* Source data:
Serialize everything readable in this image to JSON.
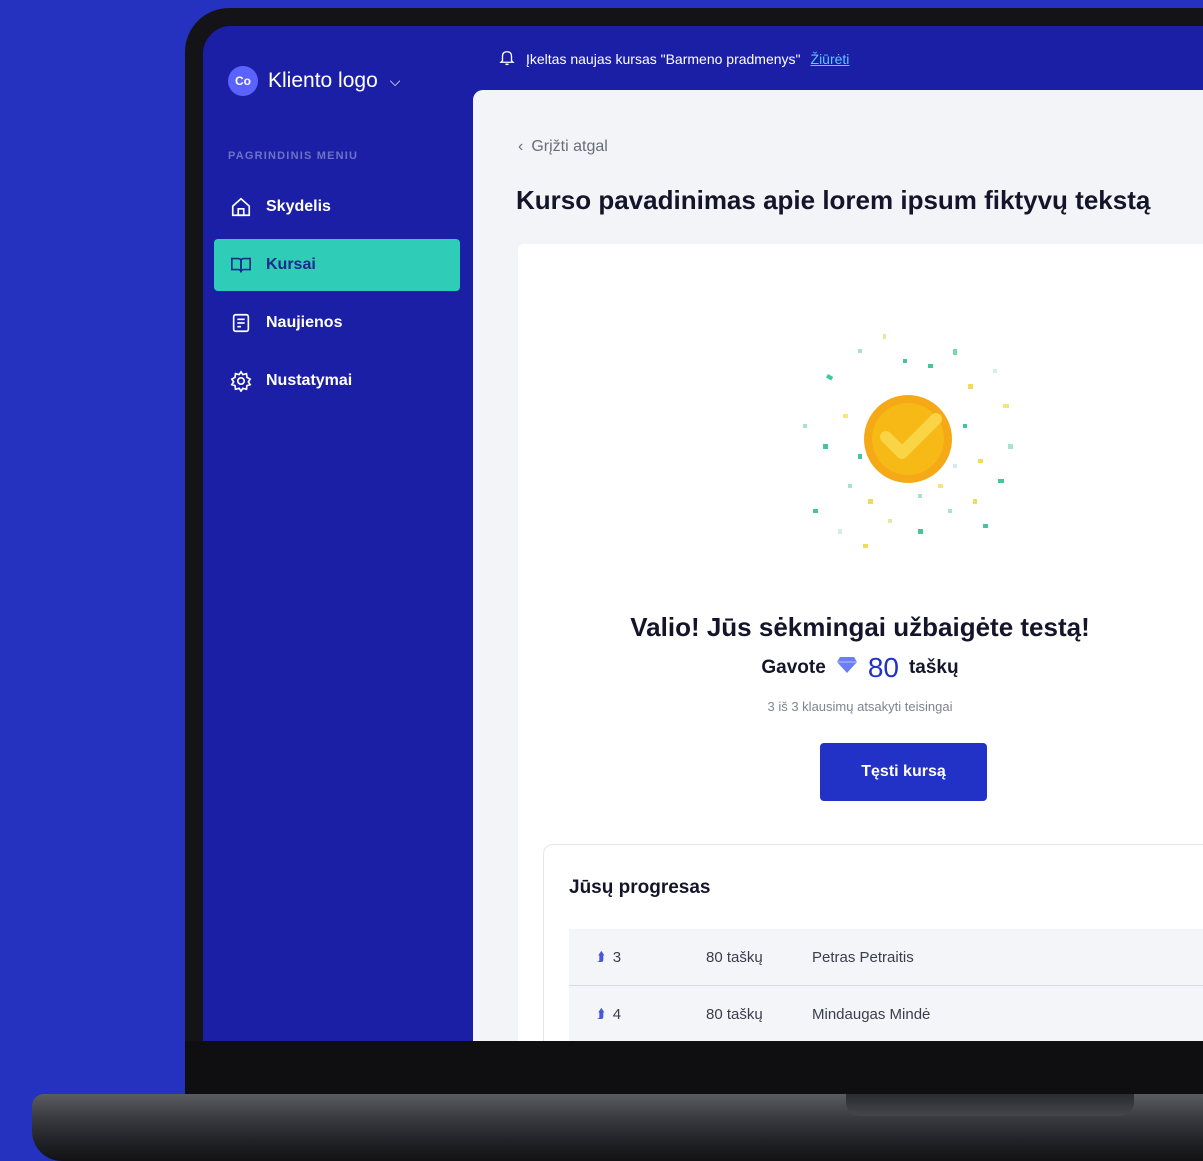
{
  "sidebar": {
    "brand": {
      "mark": "Co",
      "label": "Kliento logo"
    },
    "menu_heading": "PAGRINDINIS MENIU",
    "items": [
      {
        "label": "Skydelis",
        "icon": "home-icon",
        "active": false
      },
      {
        "label": "Kursai",
        "icon": "book-icon",
        "active": true
      },
      {
        "label": "Naujienos",
        "icon": "news-icon",
        "active": false
      },
      {
        "label": "Nustatymai",
        "icon": "gear-icon",
        "active": false
      }
    ]
  },
  "notification": {
    "text": "Įkeltas naujas kursas \"Barmeno pradmenys\"",
    "link": "Žiūrėti"
  },
  "main": {
    "back_label": "Grįžti atgal",
    "title": "Kurso pavadinimas apie lorem ipsum fiktyvų tekstą",
    "success_title": "Valio! Jūs sėkmingai užbaigėte testą!",
    "points_prefix": "Gavote",
    "points_value": "80",
    "points_suffix": "taškų",
    "correct_text": "3 iš 3 klausimų atsakyti teisingai",
    "continue_button": "Tęsti kursą"
  },
  "progress": {
    "title": "Jūsų progresas",
    "rows": [
      {
        "rank": "3",
        "points": "80 taškų",
        "name": "Petras Petraitis"
      },
      {
        "rank": "4",
        "points": "80 taškų",
        "name": "Mindaugas Mindė"
      }
    ]
  },
  "colors": {
    "background": "#2531bf",
    "sidebar": "#1b1fa6",
    "active_item": "#2fcdb8",
    "primary": "#2231c6",
    "badge": "#f7b916"
  }
}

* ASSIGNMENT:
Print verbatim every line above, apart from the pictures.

* PROBLEM SOLUTION:
Serialize everything readable in this image to JSON.
{
  "sidebar": {
    "brand": {
      "mark": "Co",
      "label": "Kliento logo"
    },
    "menu_heading": "PAGRINDINIS MENIU",
    "items": [
      {
        "label": "Skydelis",
        "icon": "home-icon",
        "active": false
      },
      {
        "label": "Kursai",
        "icon": "book-icon",
        "active": true
      },
      {
        "label": "Naujienos",
        "icon": "news-icon",
        "active": false
      },
      {
        "label": "Nustatymai",
        "icon": "gear-icon",
        "active": false
      }
    ]
  },
  "notification": {
    "text": "Įkeltas naujas kursas \"Barmeno pradmenys\"",
    "link": "Žiūrėti"
  },
  "main": {
    "back_label": "Grįžti atgal",
    "title": "Kurso pavadinimas apie lorem ipsum fiktyvų tekstą",
    "success_title": "Valio! Jūs sėkmingai užbaigėte testą!",
    "points_prefix": "Gavote",
    "points_value": "80",
    "points_suffix": "taškų",
    "correct_text": "3 iš 3 klausimų atsakyti teisingai",
    "continue_button": "Tęsti kursą"
  },
  "progress": {
    "title": "Jūsų progresas",
    "rows": [
      {
        "rank": "3",
        "points": "80 taškų",
        "name": "Petras Petraitis"
      },
      {
        "rank": "4",
        "points": "80 taškų",
        "name": "Mindaugas Mindė"
      }
    ]
  },
  "colors": {
    "background": "#2531bf",
    "sidebar": "#1b1fa6",
    "active_item": "#2fcdb8",
    "primary": "#2231c6",
    "badge": "#f7b916"
  }
}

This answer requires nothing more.